TASK DIRECTIONS » Go through the lines below and copy any that hold the string "JSON".

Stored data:
-- Opening Marker --
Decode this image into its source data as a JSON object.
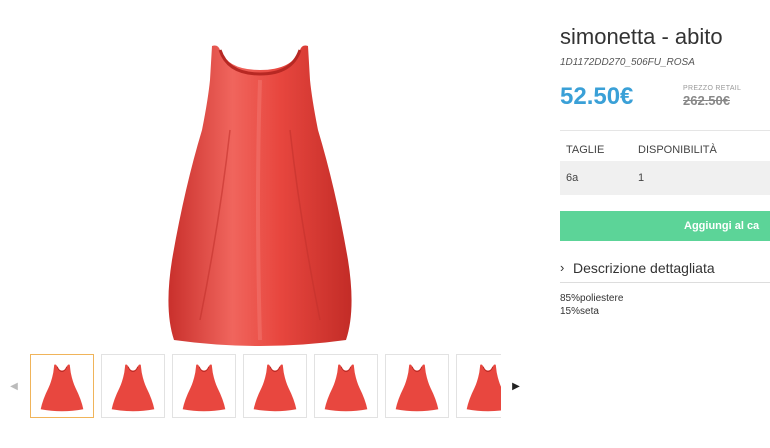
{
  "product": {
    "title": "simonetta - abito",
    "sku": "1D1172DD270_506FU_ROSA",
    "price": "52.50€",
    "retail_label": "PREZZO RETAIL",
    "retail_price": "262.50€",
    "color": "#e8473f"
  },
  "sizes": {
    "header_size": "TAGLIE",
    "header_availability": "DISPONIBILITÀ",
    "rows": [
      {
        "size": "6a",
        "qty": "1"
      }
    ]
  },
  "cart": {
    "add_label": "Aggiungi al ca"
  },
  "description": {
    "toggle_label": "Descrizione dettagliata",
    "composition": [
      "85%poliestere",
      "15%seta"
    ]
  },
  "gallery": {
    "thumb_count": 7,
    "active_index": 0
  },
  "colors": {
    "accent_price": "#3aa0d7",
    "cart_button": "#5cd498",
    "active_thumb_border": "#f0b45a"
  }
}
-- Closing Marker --
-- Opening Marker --
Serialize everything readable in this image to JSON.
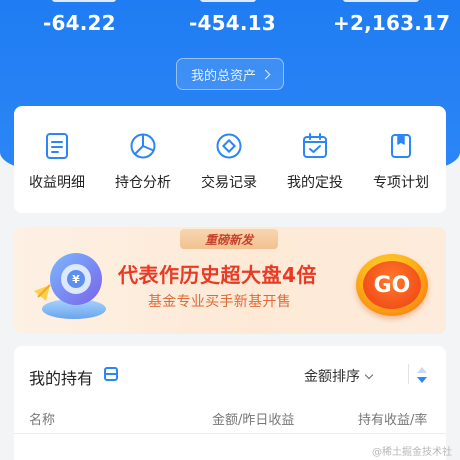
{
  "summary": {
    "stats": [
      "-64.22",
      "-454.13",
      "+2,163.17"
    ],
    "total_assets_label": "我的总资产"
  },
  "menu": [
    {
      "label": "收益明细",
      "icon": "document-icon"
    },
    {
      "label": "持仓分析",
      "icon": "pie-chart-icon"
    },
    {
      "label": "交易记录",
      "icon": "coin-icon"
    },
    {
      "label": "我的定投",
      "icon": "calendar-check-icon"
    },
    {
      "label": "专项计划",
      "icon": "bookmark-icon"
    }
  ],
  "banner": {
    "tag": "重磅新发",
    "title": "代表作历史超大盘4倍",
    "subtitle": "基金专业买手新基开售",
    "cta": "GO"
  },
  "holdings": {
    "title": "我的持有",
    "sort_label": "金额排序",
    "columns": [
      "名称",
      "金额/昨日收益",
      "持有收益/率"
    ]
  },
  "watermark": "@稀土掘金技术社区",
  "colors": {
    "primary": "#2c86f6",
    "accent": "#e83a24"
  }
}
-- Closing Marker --
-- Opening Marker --
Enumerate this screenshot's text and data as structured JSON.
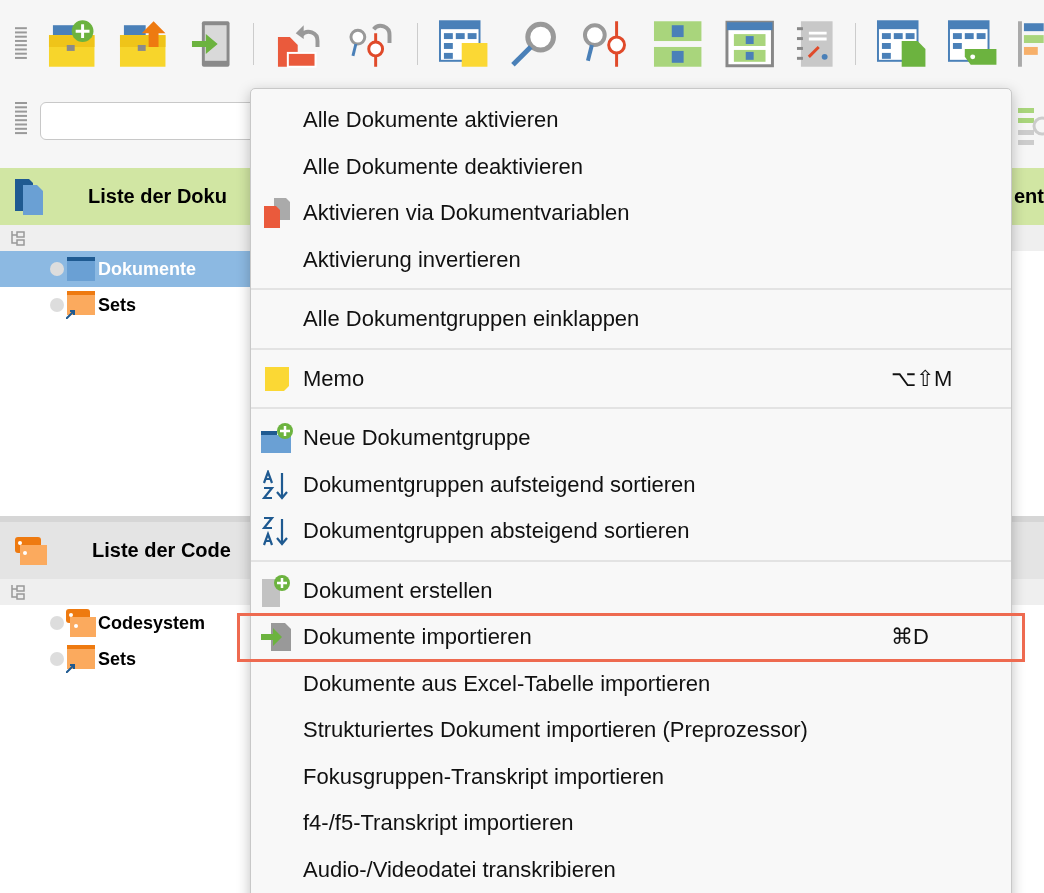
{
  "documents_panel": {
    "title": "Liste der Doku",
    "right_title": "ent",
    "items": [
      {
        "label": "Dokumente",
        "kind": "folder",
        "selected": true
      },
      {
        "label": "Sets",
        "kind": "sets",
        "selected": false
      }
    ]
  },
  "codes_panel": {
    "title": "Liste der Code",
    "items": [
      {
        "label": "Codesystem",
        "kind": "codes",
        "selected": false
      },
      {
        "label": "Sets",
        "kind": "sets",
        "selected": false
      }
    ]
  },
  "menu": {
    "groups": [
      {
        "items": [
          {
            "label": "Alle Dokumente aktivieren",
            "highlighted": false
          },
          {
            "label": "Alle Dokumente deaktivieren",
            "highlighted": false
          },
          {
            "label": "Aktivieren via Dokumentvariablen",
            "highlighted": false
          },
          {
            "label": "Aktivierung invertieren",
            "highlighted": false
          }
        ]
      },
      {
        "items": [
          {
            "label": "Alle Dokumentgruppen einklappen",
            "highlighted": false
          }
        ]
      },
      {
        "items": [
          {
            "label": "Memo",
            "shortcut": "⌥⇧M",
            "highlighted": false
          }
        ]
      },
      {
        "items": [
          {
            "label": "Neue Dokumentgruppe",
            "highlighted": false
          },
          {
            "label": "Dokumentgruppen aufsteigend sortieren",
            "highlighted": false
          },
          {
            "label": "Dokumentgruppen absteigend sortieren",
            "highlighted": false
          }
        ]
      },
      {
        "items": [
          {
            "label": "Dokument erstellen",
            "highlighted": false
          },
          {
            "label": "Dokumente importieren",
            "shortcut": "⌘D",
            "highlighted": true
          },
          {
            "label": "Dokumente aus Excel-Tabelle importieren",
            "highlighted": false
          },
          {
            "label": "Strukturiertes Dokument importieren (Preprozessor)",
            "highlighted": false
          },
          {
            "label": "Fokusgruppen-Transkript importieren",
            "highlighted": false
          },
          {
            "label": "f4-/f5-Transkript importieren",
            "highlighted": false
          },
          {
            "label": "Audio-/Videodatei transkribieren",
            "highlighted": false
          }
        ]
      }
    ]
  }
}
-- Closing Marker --
ANSWER »
Decode this image into its source data as a JSON object.
Serialize everything readable in this image to JSON.
Enumerate this screenshot's text and data as structured JSON.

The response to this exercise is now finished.